▸ What the task asks
All of the records below are to be copied exactly.

[Items from an interface collection]
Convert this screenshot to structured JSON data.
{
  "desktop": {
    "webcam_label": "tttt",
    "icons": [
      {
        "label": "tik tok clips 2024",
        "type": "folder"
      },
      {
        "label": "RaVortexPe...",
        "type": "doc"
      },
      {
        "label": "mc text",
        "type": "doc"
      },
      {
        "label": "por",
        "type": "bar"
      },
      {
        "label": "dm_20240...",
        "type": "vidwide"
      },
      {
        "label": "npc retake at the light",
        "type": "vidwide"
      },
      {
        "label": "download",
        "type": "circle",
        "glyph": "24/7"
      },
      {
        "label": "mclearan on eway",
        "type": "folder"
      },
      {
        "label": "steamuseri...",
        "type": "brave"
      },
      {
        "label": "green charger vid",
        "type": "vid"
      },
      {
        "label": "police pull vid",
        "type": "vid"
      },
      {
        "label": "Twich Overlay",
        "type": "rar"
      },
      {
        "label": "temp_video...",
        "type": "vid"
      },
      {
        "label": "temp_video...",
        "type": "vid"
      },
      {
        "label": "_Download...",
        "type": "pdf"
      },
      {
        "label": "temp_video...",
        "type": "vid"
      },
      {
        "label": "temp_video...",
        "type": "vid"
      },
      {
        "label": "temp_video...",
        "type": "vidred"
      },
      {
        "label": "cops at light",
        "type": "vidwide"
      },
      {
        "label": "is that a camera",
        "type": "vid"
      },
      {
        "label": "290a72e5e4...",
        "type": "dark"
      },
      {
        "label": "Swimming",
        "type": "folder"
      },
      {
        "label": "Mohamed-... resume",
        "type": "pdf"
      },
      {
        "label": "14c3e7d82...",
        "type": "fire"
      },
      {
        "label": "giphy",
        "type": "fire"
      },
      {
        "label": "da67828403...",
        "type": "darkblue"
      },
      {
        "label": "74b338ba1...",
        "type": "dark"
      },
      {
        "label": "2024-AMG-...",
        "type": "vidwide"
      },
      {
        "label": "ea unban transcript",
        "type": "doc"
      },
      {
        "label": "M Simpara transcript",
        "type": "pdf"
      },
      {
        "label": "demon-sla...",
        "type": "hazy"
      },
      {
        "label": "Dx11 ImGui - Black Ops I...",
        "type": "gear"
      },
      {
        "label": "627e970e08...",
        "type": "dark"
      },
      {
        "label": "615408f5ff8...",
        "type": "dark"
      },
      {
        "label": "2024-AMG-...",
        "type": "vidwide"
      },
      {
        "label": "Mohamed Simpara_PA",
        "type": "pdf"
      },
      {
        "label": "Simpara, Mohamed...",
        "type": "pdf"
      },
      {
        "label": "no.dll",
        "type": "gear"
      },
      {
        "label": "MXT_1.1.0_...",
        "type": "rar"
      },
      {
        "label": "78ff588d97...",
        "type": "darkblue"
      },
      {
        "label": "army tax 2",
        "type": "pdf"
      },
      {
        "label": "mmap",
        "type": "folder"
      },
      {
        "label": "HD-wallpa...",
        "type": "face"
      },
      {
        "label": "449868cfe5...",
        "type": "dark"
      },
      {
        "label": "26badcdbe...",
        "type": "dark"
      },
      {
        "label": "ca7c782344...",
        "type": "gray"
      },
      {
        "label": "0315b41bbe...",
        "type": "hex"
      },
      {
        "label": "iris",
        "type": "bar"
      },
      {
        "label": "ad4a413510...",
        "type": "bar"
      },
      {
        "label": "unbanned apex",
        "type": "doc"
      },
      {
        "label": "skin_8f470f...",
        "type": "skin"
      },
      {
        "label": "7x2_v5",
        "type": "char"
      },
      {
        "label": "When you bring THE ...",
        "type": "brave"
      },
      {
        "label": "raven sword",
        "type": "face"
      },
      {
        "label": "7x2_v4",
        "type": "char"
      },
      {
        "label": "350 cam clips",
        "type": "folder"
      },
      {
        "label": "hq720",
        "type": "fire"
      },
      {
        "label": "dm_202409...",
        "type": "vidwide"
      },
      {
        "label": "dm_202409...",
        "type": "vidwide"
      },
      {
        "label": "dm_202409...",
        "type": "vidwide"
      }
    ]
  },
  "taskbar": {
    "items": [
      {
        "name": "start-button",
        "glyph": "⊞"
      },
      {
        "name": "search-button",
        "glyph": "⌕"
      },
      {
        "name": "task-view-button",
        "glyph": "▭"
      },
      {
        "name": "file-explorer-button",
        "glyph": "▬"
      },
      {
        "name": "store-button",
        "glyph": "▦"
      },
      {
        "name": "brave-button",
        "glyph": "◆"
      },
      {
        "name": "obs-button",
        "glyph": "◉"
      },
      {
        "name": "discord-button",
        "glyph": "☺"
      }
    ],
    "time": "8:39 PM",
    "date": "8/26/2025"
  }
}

▸ Your response
Convert this screenshot to structured JSON data.
{
  "desktop": {
    "webcam_label": "tttt",
    "icons": [
      {
        "label": "tik tok clips 2024",
        "type": "folder"
      },
      {
        "label": "RaVortexPe...",
        "type": "doc"
      },
      {
        "label": "mc text",
        "type": "doc"
      },
      {
        "label": "por",
        "type": "bar"
      },
      {
        "label": "dm_20240...",
        "type": "vidwide"
      },
      {
        "label": "npc retake at the light",
        "type": "vidwide"
      },
      {
        "label": "download",
        "type": "circle",
        "glyph": "24/7"
      },
      {
        "label": "mclearan on eway",
        "type": "folder"
      },
      {
        "label": "steamuseri...",
        "type": "brave"
      },
      {
        "label": "green charger vid",
        "type": "vid"
      },
      {
        "label": "police pull vid",
        "type": "vid"
      },
      {
        "label": "Twich Overlay",
        "type": "rar"
      },
      {
        "label": "temp_video...",
        "type": "vid"
      },
      {
        "label": "temp_video...",
        "type": "vid"
      },
      {
        "label": "_Download...",
        "type": "pdf"
      },
      {
        "label": "temp_video...",
        "type": "vid"
      },
      {
        "label": "temp_video...",
        "type": "vid"
      },
      {
        "label": "temp_video...",
        "type": "vidred"
      },
      {
        "label": "cops at light",
        "type": "vidwide"
      },
      {
        "label": "is that a camera",
        "type": "vid"
      },
      {
        "label": "290a72e5e4...",
        "type": "dark"
      },
      {
        "label": "Swimming",
        "type": "folder"
      },
      {
        "label": "Mohamed-... resume",
        "type": "pdf"
      },
      {
        "label": "14c3e7d82...",
        "type": "fire"
      },
      {
        "label": "giphy",
        "type": "fire"
      },
      {
        "label": "da67828403...",
        "type": "darkblue"
      },
      {
        "label": "74b338ba1...",
        "type": "dark"
      },
      {
        "label": "2024-AMG-...",
        "type": "vidwide"
      },
      {
        "label": "ea unban transcript",
        "type": "doc"
      },
      {
        "label": "M Simpara transcript",
        "type": "pdf"
      },
      {
        "label": "demon-sla...",
        "type": "hazy"
      },
      {
        "label": "Dx11 ImGui - Black Ops I...",
        "type": "gear"
      },
      {
        "label": "627e970e08...",
        "type": "dark"
      },
      {
        "label": "615408f5ff8...",
        "type": "dark"
      },
      {
        "label": "2024-AMG-...",
        "type": "vidwide"
      },
      {
        "label": "Mohamed Simpara_PA",
        "type": "pdf"
      },
      {
        "label": "Simpara, Mohamed...",
        "type": "pdf"
      },
      {
        "label": "no.dll",
        "type": "gear"
      },
      {
        "label": "MXT_1.1.0_...",
        "type": "rar"
      },
      {
        "label": "78ff588d97...",
        "type": "darkblue"
      },
      {
        "label": "army tax 2",
        "type": "pdf"
      },
      {
        "label": "mmap",
        "type": "folder"
      },
      {
        "label": "HD-wallpa...",
        "type": "face"
      },
      {
        "label": "449868cfe5...",
        "type": "dark"
      },
      {
        "label": "26badcdbe...",
        "type": "dark"
      },
      {
        "label": "ca7c782344...",
        "type": "gray"
      },
      {
        "label": "0315b41bbe...",
        "type": "hex"
      },
      {
        "label": "iris",
        "type": "bar"
      },
      {
        "label": "ad4a413510...",
        "type": "bar"
      },
      {
        "label": "unbanned apex",
        "type": "doc"
      },
      {
        "label": "skin_8f470f...",
        "type": "skin"
      },
      {
        "label": "7x2_v5",
        "type": "char"
      },
      {
        "label": "When you bring THE ...",
        "type": "brave"
      },
      {
        "label": "raven sword",
        "type": "face"
      },
      {
        "label": "7x2_v4",
        "type": "char"
      },
      {
        "label": "350 cam clips",
        "type": "folder"
      },
      {
        "label": "hq720",
        "type": "fire"
      },
      {
        "label": "dm_202409...",
        "type": "vidwide"
      },
      {
        "label": "dm_202409...",
        "type": "vidwide"
      },
      {
        "label": "dm_202409...",
        "type": "vidwide"
      }
    ]
  },
  "taskbar": {
    "items": [
      {
        "name": "start-button",
        "glyph": "⊞"
      },
      {
        "name": "search-button",
        "glyph": "⌕"
      },
      {
        "name": "task-view-button",
        "glyph": "▭"
      },
      {
        "name": "file-explorer-button",
        "glyph": "▬"
      },
      {
        "name": "store-button",
        "glyph": "▦"
      },
      {
        "name": "brave-button",
        "glyph": "◆"
      },
      {
        "name": "obs-button",
        "glyph": "◉"
      },
      {
        "name": "discord-button",
        "glyph": "☺"
      }
    ],
    "time": "8:39 PM",
    "date": "8/26/2025"
  }
}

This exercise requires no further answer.